Related Practice Area

Duty to Preserve Electronic Records
February 11, 2011

By Thomas L. Schober & Kathy L. Nusslock

A recent Supreme Court order, effective January 1, 2011, amended some of the rules for the discovery of electronically stored information in state court actions.

These changes make it clear a party is required to retain electronically stored information for discovery in subsequent litigation; however, the response to any request to produce electronically stored information is only as good as the steps taken by the client to properly preserve this information. The purpose of this memo is to alert all clients to the duty to preserve electronic records that may originate long before the commencement of litigation.

Under federal law going back several years, the courts have imposed a duty to protect electronic records from destruction. This duty to preserve arises when the client becomes aware litigation may result from a particular event, such as the firing of an employee, the receipt of a complaint letter from a customer, or any number of situations that should alert the client to the possibility of future claims (by or against the client). Once the client is alerted to the potential for future litigation, a duty is imposed to preserve all records that might become relevant in the future litigation. Twenty years ago, this meant making sure copies of all paper files were stored in a safe place or copied so no one could remove materials from the file that might be needed in the future. Since the advent of the electronic era, and the corresponding decrease in paper records, all forms of electronic recordkeeping often become the source of intense disputes among litigating parties. As a result, the courts have imposed a very broad duty to preserve records, a duty which includes not just the actual records themselves but all deleted emails, file materials, storage tapes, drafts, calendars, logs, and anything else that might become pertinent to future litigation. In other words, the client has a very broad duty to “hold” all materials pending future litigation.

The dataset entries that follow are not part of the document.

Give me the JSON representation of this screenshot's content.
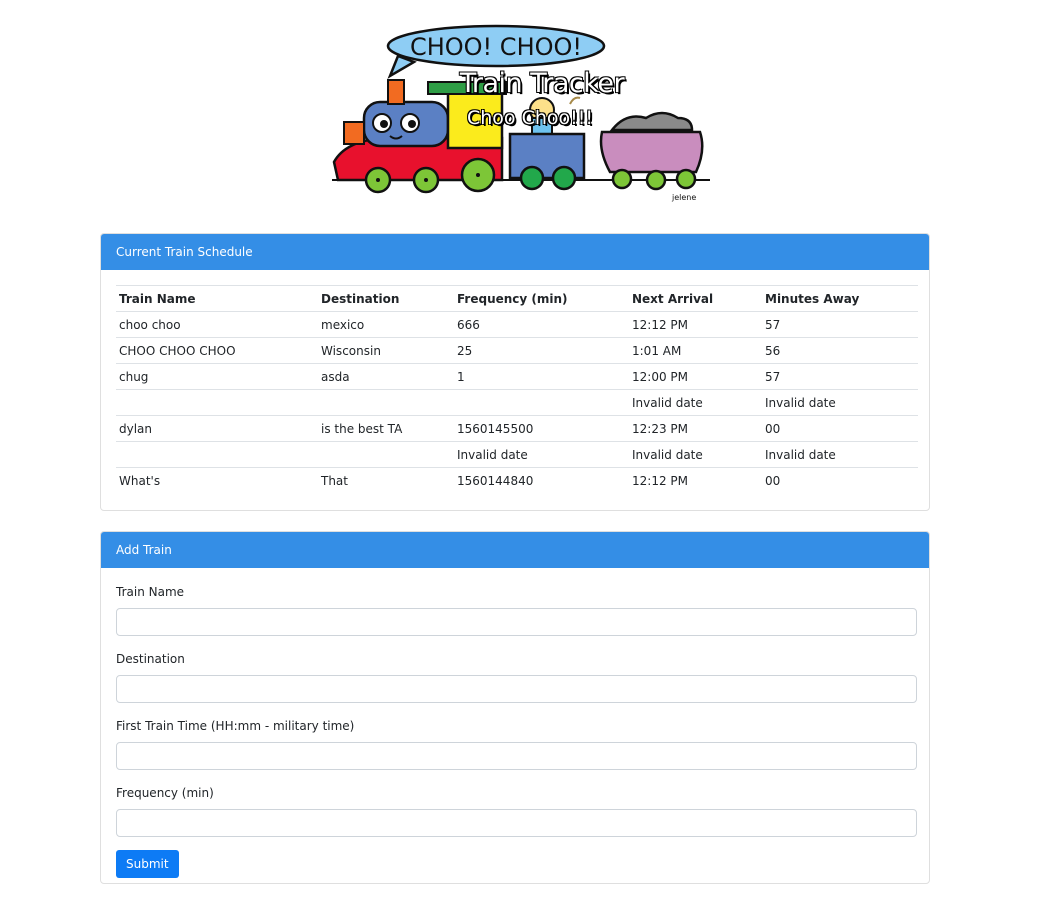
{
  "hero": {
    "bubble_text": "CHOO! CHOO!",
    "title": "Train Tracker",
    "subtitle": "Choo Choo!!!",
    "signature": "jelene"
  },
  "schedule": {
    "header": "Current Train Schedule",
    "columns": [
      "Train Name",
      "Destination",
      "Frequency (min)",
      "Next Arrival",
      "Minutes Away"
    ],
    "rows": [
      [
        "choo choo",
        "mexico",
        "666",
        "12:12 PM",
        "57"
      ],
      [
        "CHOO CHOO CHOO",
        "Wisconsin",
        "25",
        "1:01 AM",
        "56"
      ],
      [
        "chug",
        "asda",
        "1",
        "12:00 PM",
        "57"
      ],
      [
        "",
        "",
        "",
        "Invalid date",
        "Invalid date"
      ],
      [
        "dylan",
        "is the best TA",
        "1560145500",
        "12:23 PM",
        "00"
      ],
      [
        "",
        "",
        "Invalid date",
        "Invalid date",
        "Invalid date"
      ],
      [
        "What's",
        "That",
        "1560144840",
        "12:12 PM",
        "00"
      ]
    ]
  },
  "add_train": {
    "header": "Add Train",
    "fields": [
      {
        "label": "Train Name",
        "value": ""
      },
      {
        "label": "Destination",
        "value": ""
      },
      {
        "label": "First Train Time (HH:mm - military time)",
        "value": ""
      },
      {
        "label": "Frequency (min)",
        "value": ""
      }
    ],
    "submit_label": "Submit"
  },
  "colors": {
    "header_blue": "#348ee6",
    "button_blue": "#0d7bf5"
  }
}
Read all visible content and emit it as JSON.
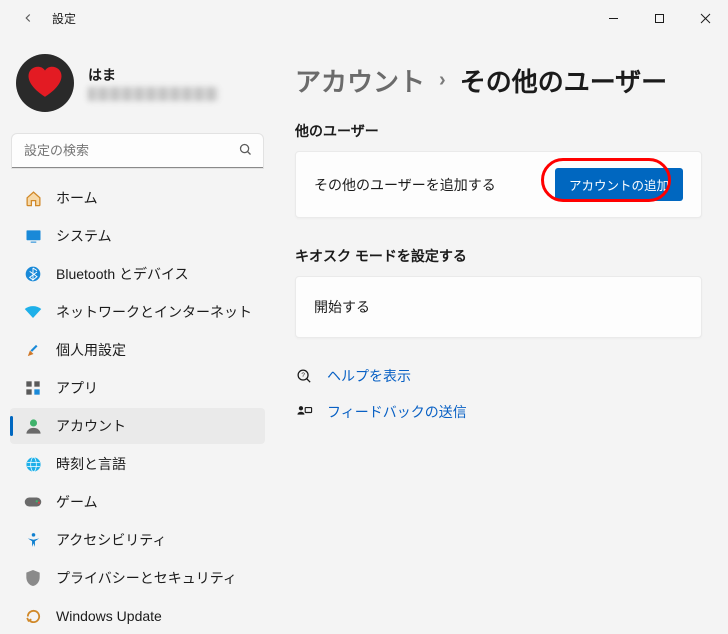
{
  "window": {
    "title": "設定"
  },
  "user": {
    "name": "はま"
  },
  "search": {
    "placeholder": "設定の検索"
  },
  "nav": {
    "home": "ホーム",
    "system": "システム",
    "bluetooth": "Bluetooth とデバイス",
    "network": "ネットワークとインターネット",
    "personal": "個人用設定",
    "apps": "アプリ",
    "accounts": "アカウント",
    "time": "時刻と言語",
    "gaming": "ゲーム",
    "access": "アクセシビリティ",
    "privacy": "プライバシーとセキュリティ",
    "update": "Windows Update"
  },
  "crumb": {
    "parent": "アカウント",
    "current": "その他のユーザー"
  },
  "sections": {
    "other_users_title": "他のユーザー",
    "add_user_text": "その他のユーザーを追加する",
    "add_user_button": "アカウントの追加",
    "kiosk_title": "キオスク モードを設定する",
    "kiosk_action": "開始する"
  },
  "links": {
    "help": "ヘルプを表示",
    "feedback": "フィードバックの送信"
  }
}
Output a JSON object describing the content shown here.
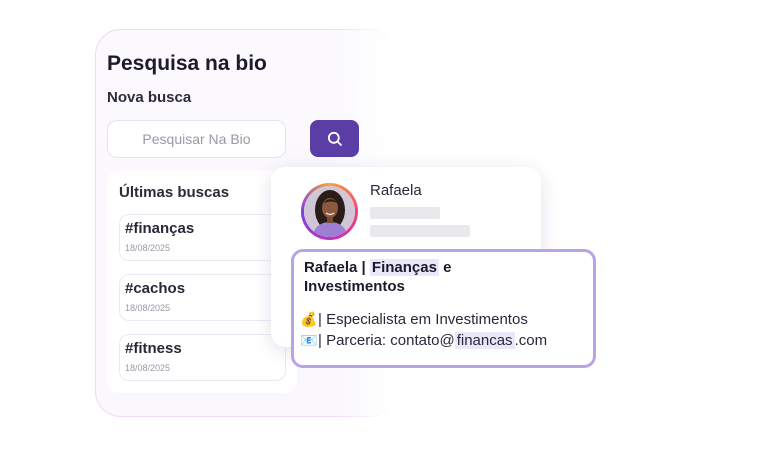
{
  "search_panel": {
    "title": "Pesquisa na bio",
    "subtitle": "Nova busca",
    "search_placeholder": "Pesquisar Na Bio",
    "search_button_icon": "search-icon"
  },
  "recent_searches": {
    "title": "Últimas buscas",
    "items": [
      {
        "tag": "#finanças",
        "date": "18/08/2025"
      },
      {
        "tag": "#cachos",
        "date": "18/08/2025"
      },
      {
        "tag": "#fitness",
        "date": "18/08/2025"
      }
    ]
  },
  "profile": {
    "name": "Rafaela",
    "bio": {
      "title_part1": "Rafaela | ",
      "title_highlight": "Finanças",
      "title_part2": " e Investimentos",
      "line1_icon": "💰",
      "line1_text": "| Especialista em Investimentos",
      "line2_icon": "📧",
      "line2_prefix": "| Parceria: contato@",
      "line2_highlight": "financas",
      "line2_suffix": ".com"
    }
  },
  "colors": {
    "accent": "#5b3ea5",
    "highlight": "#ece6fb",
    "bio_border": "#b9a3e7",
    "panel_border": "#f1d7f3"
  }
}
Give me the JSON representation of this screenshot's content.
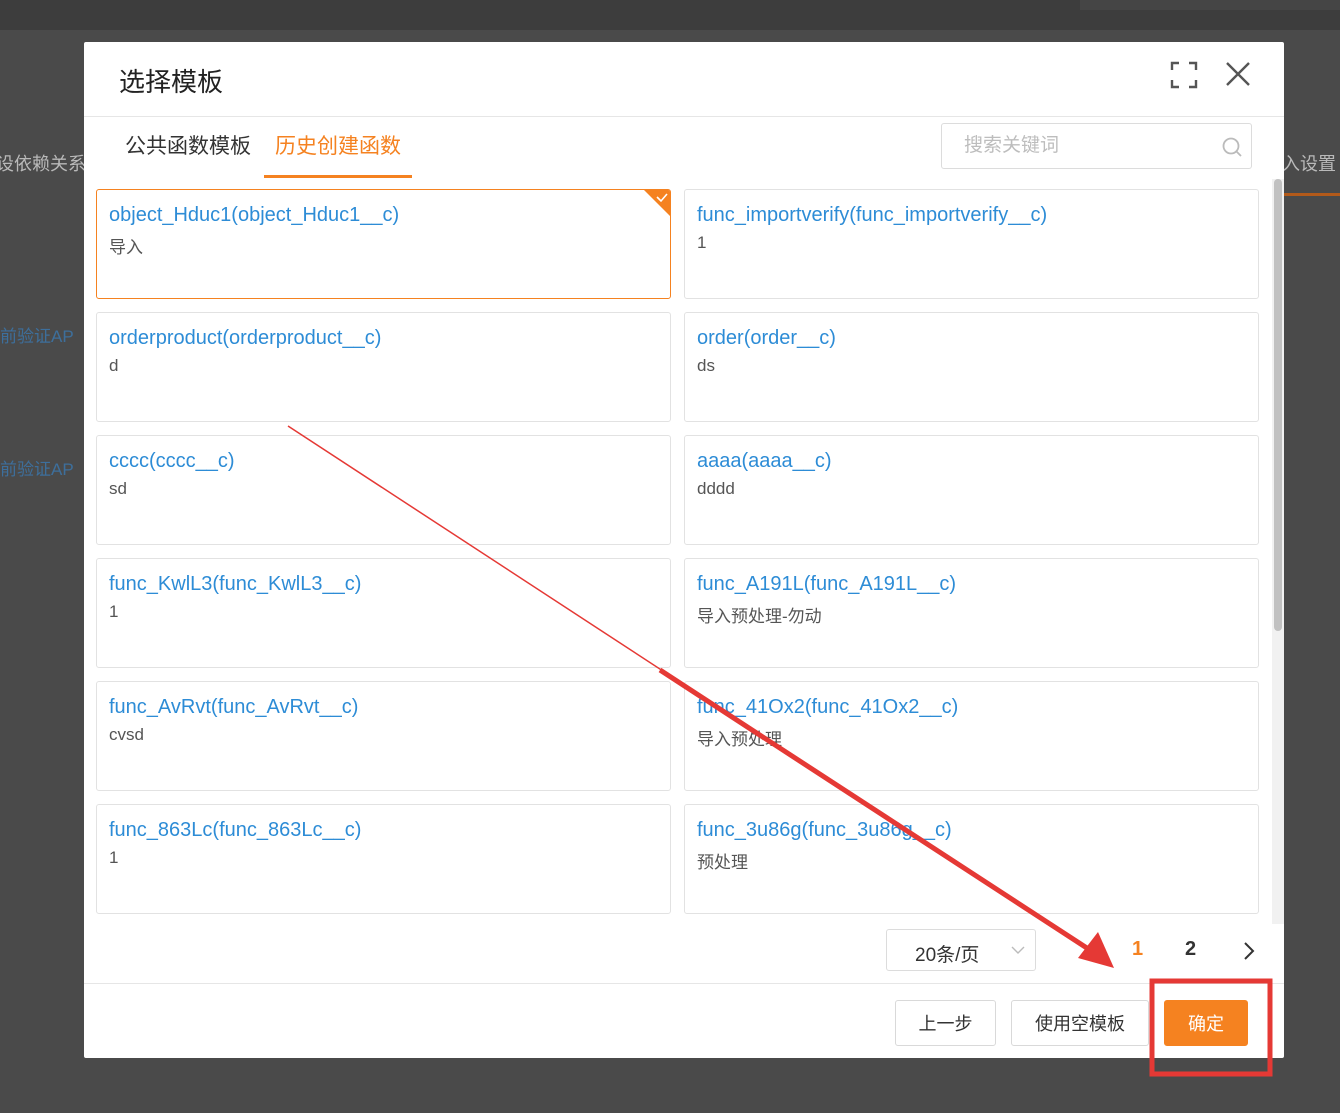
{
  "background": {
    "left_labels": [
      "设依赖关系",
      "前验证AP",
      "前验证AP"
    ],
    "right_label": "入设置"
  },
  "modal": {
    "title": "选择模板",
    "fullscreen_icon": "fullscreen-icon",
    "close_icon": "close-icon"
  },
  "tabs": [
    {
      "label": "公共函数模板",
      "active": false
    },
    {
      "label": "历史创建函数",
      "active": true
    }
  ],
  "search": {
    "placeholder": "搜索关键词",
    "value": "",
    "icon": "search-icon"
  },
  "cards": [
    {
      "title": "object_Hduc1(object_Hduc1__c)",
      "desc": "导入",
      "selected": true
    },
    {
      "title": "func_importverify(func_importverify__c)",
      "desc": "1",
      "selected": false
    },
    {
      "title": "orderproduct(orderproduct__c)",
      "desc": "d",
      "selected": false
    },
    {
      "title": "order(order__c)",
      "desc": "ds",
      "selected": false
    },
    {
      "title": "cccc(cccc__c)",
      "desc": "sd",
      "selected": false
    },
    {
      "title": "aaaa(aaaa__c)",
      "desc": "dddd",
      "selected": false
    },
    {
      "title": "func_KwlL3(func_KwlL3__c)",
      "desc": "1",
      "selected": false
    },
    {
      "title": "func_A191L(func_A191L__c)",
      "desc": "导入预处理-勿动",
      "selected": false
    },
    {
      "title": "func_AvRvt(func_AvRvt__c)",
      "desc": "cvsd",
      "selected": false
    },
    {
      "title": "func_41Ox2(func_41Ox2__c)",
      "desc": "导入预处理",
      "selected": false
    },
    {
      "title": "func_863Lc(func_863Lc__c)",
      "desc": "1",
      "selected": false
    },
    {
      "title": "func_3u86g(func_3u86g__c)",
      "desc": "预处理",
      "selected": false
    }
  ],
  "pagination": {
    "page_size_label": "20条/页",
    "pages": [
      "1",
      "2"
    ],
    "current_page": "1"
  },
  "footer": {
    "prev_label": "上一步",
    "empty_template_label": "使用空模板",
    "confirm_label": "确定"
  },
  "colors": {
    "accent": "#f58220",
    "link": "#2d8cd6",
    "annotation": "#e53935"
  }
}
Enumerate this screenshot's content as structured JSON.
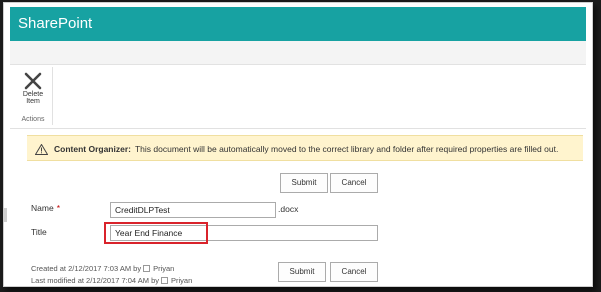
{
  "app": {
    "title": "SharePoint"
  },
  "ribbon": {
    "delete_label_line1": "Delete",
    "delete_label_line2": "Item",
    "group_label": "Actions"
  },
  "notice": {
    "heading": "Content Organizer:",
    "text": "This document will be automatically moved to the correct library and folder after required properties are filled out."
  },
  "buttons": {
    "submit": "Submit",
    "cancel": "Cancel"
  },
  "form": {
    "name_label": "Name",
    "required_mark": "*",
    "name_value": "CreditDLPTest",
    "name_extension": ".docx",
    "title_label": "Title",
    "title_value": "Year End Finance"
  },
  "meta": {
    "created_prefix": "Created at 2/12/2017 7:03 AM  by",
    "created_by": "Priyan",
    "modified_prefix": "Last modified at 2/12/2017 7:04 AM  by",
    "modified_by": "Priyan"
  },
  "colors": {
    "suitebar": "#17a2a2",
    "notice_bg": "#fff4ce",
    "highlight": "#d9232b"
  }
}
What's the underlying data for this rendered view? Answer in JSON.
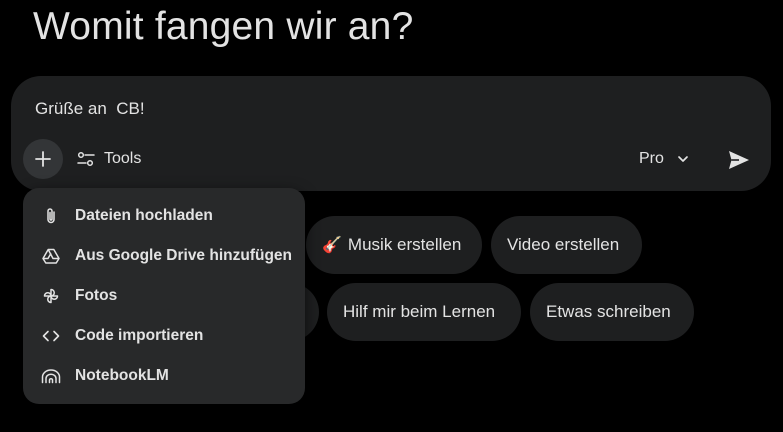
{
  "heading": "Womit fangen wir an?",
  "composer": {
    "prompt_text": "Grüße an  CB!",
    "add_button_icon": "plus-icon",
    "tools_label": "Tools",
    "tools_icon": "tune-icon",
    "mode_label": "Pro",
    "mode_icon": "chevron-down-icon",
    "send_icon": "send-icon"
  },
  "suggestions": [
    {
      "label": "Musik erstellen",
      "emoji": "🎸"
    },
    {
      "label": "Video erstellen"
    },
    {
      "label": "Hilf mir beim Lernen"
    },
    {
      "label": "Etwas schreiben"
    }
  ],
  "menu": {
    "items": [
      {
        "label": "Dateien hochladen",
        "icon": "paperclip-icon"
      },
      {
        "label": "Aus Google Drive hinzufügen",
        "icon": "drive-icon"
      },
      {
        "label": "Fotos",
        "icon": "photos-icon"
      },
      {
        "label": "Code importieren",
        "icon": "code-icon"
      },
      {
        "label": "NotebookLM",
        "icon": "notebooklm-icon"
      }
    ]
  },
  "colors": {
    "background": "#000000",
    "surface": "#1e1f20",
    "menu_surface": "#28292a",
    "text": "#e3e3e3"
  }
}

Many companies and lawyers who have been involved in recent federal litigation are familiar with the term “litigation hold,” a procedure by which the company directs its key employees, particularly the information technology staff, to freeze all records concerning a particular problem and anything related to it. State courts, however, are only beginning to deal with the problems of electronic data retrieval and discovery, and the new rules will greatly increase state court discovery orders relating to electronically stored information. Discovery demands for electronically stored information will become common in areas that previously featured demands for “hard copy” materials, such as worker’s compensation claims, real estate transactions, shareholder and corporate disputes in closely held corporations, and estate disputes.

There is an added concern (and expense) for clients who have never dealt with e-discovery. The courts will be given the power to require that parties meet and discuss how to manage the discovery, including costs, methods of production and similar issues. The court and the parties will need to address the problem of documents that cannot be produced and whether those documents have been intentionally destroyed or carelessly discarded. The penalties can be quite severe. The rules will permit a court that finds documents have not been properly preserved to award actual attorneys’ fees, costs of production incurred by the requesting party and similar sanctions permitted by court rules.

The worst sanction, however, is not monetary. In some federal cases judges have determined documents were intentionally destroyed and as a result have issued an “adverse inference instruction” to the jury. This instruction informs jurors they may assume if the documents were under the control of a particular party who cannot produce them, the documents contained information that was adverse to the interests of the party. This is similar to the instruction concerning a “missing witness,” which informs the jury that if a party had control of a particular witness and does not produce the witness at trial, the jury may infer the witness’s testimony would be adverse to the client. An adverse inference instruction concerning electronically stored information could be devastating to the presentation of a case because it suggests a party manipulated electronic data and carelessly or purposely disposed of it.

The rules do provide one saving clause that would prevent a court from imposing sanctions on a party that failed to provide electronically stored information “lost as the result of the routine, good-faith operation of an electronic information system,” if, but only if, the deletion/destruction occurred before the party became aware of the potential for litigation. Wis. Stat. §804.12(4)(m). There will be many court battles over whether the loss of a requested electronic record was due to “spoliation” (intentional destruction) or due to “good-faith operation of an electronic information system” which could include routine destruction of emails after thirty (30) days, or similar policies uniformly applied. Rather than be involved in a fight over whether the loss of the documents was permitted by the rule, the electronic data should be preserved for production in accordance with a detailed litigation hold issued to employees and other related personnel.

You may never have problems that appear to be headed for litigation; however, if problems do arise, remember you must issue a litigation hold and take steps to preserve all records, particularly electronic records, for future production. If something appears to be headed toward litigation, the duty to preserve arises at that time, not later when a lawsuit is actually filed. We cannot provide a list of all the possible areas where these problems will develop, but only a general warning to be on the alert. If you have a question regarding the duty to preserve information, we strongly recommend that you contact If you have a question regarding the duty to preserve information, we strongly recommend that you contact Thomas L. Schober at tschober@dkattorneys.com or 920.431.2229 or Kathy L. Nusslock at knusslock@dkattorneys.com or 414.225.1447 or your Davis & Kuelthau attorney.

 

More Publications

Website Developed by: Smart Interactive Media